BEGIN Records provided

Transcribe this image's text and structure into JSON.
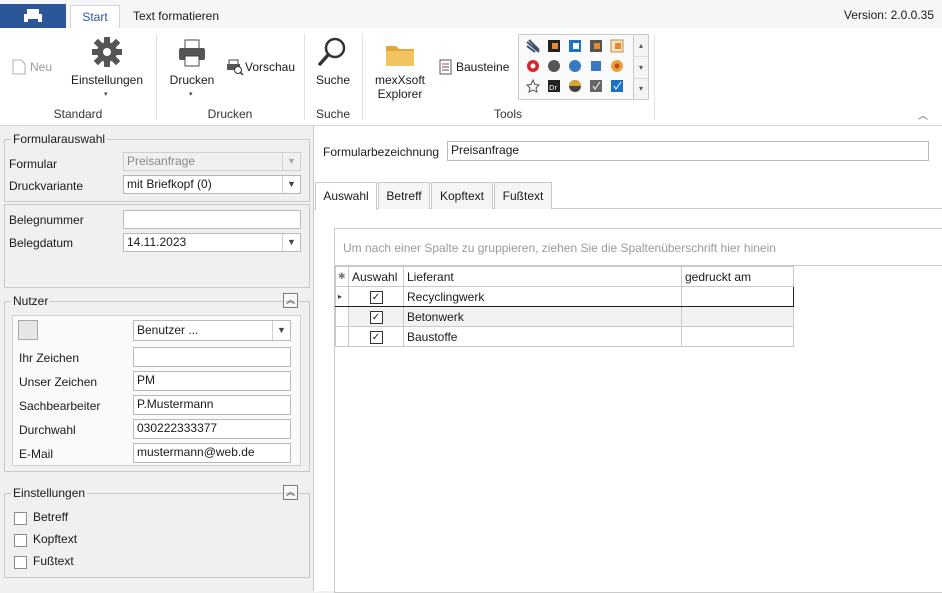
{
  "app": {
    "version": "Version: 2.0.0.35",
    "tabs": [
      {
        "label": "Start",
        "active": true
      },
      {
        "label": "Text formatieren",
        "active": false
      }
    ],
    "accent": "#2b579a"
  },
  "ribbon": {
    "standard": {
      "group": "Standard",
      "neu": "Neu",
      "einstellungen": "Einstellungen"
    },
    "drucken": {
      "group": "Drucken",
      "drucken": "Drucken",
      "vorschau": "Vorschau"
    },
    "suche": {
      "group": "Suche",
      "suche": "Suche"
    },
    "tools": {
      "group": "Tools",
      "explorer": "mexXsoft\nExplorer",
      "bausteine": "Bausteine"
    }
  },
  "formularauswahl": {
    "legend": "Formularauswahl",
    "formular_label": "Formular",
    "formular_value": "Preisanfrage",
    "druckvariante_label": "Druckvariante",
    "druckvariante_value": "mit Briefkopf (0)"
  },
  "beleg": {
    "belegnummer_label": "Belegnummer",
    "belegnummer_value": "",
    "belegdatum_label": "Belegdatum",
    "belegdatum_value": "14.11.2023"
  },
  "nutzer": {
    "legend": "Nutzer",
    "benutzer_select": "Benutzer ...",
    "fields": [
      {
        "label": "Ihr Zeichen",
        "value": ""
      },
      {
        "label": "Unser Zeichen",
        "value": "PM"
      },
      {
        "label": "Sachbearbeiter",
        "value": "P.Mustermann"
      },
      {
        "label": "Durchwahl",
        "value": "030222333377"
      },
      {
        "label": "E-Mail",
        "value": "mustermann@web.de"
      }
    ]
  },
  "einstellungen": {
    "legend": "Einstellungen",
    "options": [
      {
        "label": "Betreff",
        "checked": false
      },
      {
        "label": "Kopftext",
        "checked": false
      },
      {
        "label": "Fußtext",
        "checked": false
      }
    ]
  },
  "main": {
    "formularbezeichnung_label": "Formularbezeichnung",
    "formularbezeichnung_value": "Preisanfrage",
    "tabs": [
      {
        "label": "Auswahl",
        "active": true
      },
      {
        "label": "Betreff",
        "active": false
      },
      {
        "label": "Kopftext",
        "active": false
      },
      {
        "label": "Fußtext",
        "active": false
      }
    ],
    "group_hint": "Um nach einer Spalte zu gruppieren, ziehen Sie die Spaltenüberschrift hier hinein",
    "columns": [
      "Auswahl",
      "Lieferant",
      "gedruckt am"
    ],
    "rows": [
      {
        "auswahl": true,
        "lieferant": "Recyclingwerk",
        "gedruckt_am": "",
        "selected": true
      },
      {
        "auswahl": true,
        "lieferant": "Betonwerk",
        "gedruckt_am": "",
        "selected": false
      },
      {
        "auswahl": true,
        "lieferant": "Baustoffe",
        "gedruckt_am": "",
        "selected": false
      }
    ]
  }
}
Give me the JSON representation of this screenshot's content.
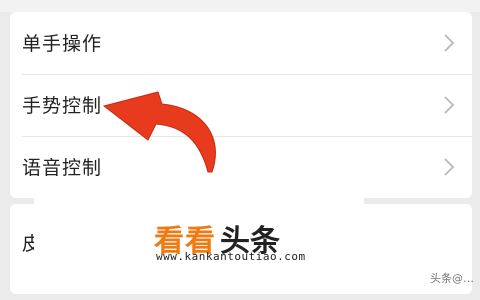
{
  "settings": {
    "items": [
      {
        "label": "单手操作",
        "icon": "chevron-right-icon"
      },
      {
        "label": "手势控制",
        "icon": "chevron-right-icon"
      },
      {
        "label": "语音控制",
        "icon": "chevron-right-icon"
      }
    ],
    "partial_item_label": "皮",
    "partial_bottom_label": " "
  },
  "overlay": {
    "arrow_icon": "curved-arrow-icon",
    "arrow_color": "#e83a1c"
  },
  "watermark": {
    "title_orange": "看看",
    "title_dark": "头条",
    "url": "www.kankantoutiao.com",
    "color": "#f07a12"
  },
  "credit": {
    "text": "头条@…"
  },
  "colors": {
    "background": "#ebebeb",
    "card": "#ffffff",
    "text": "#222222",
    "chevron": "#b8b8b8"
  }
}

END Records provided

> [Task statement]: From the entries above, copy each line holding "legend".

> [Solution below]:
    "legend": "Formularauswahl",
    "legend": "Nutzer",
    "legend": "Einstellungen",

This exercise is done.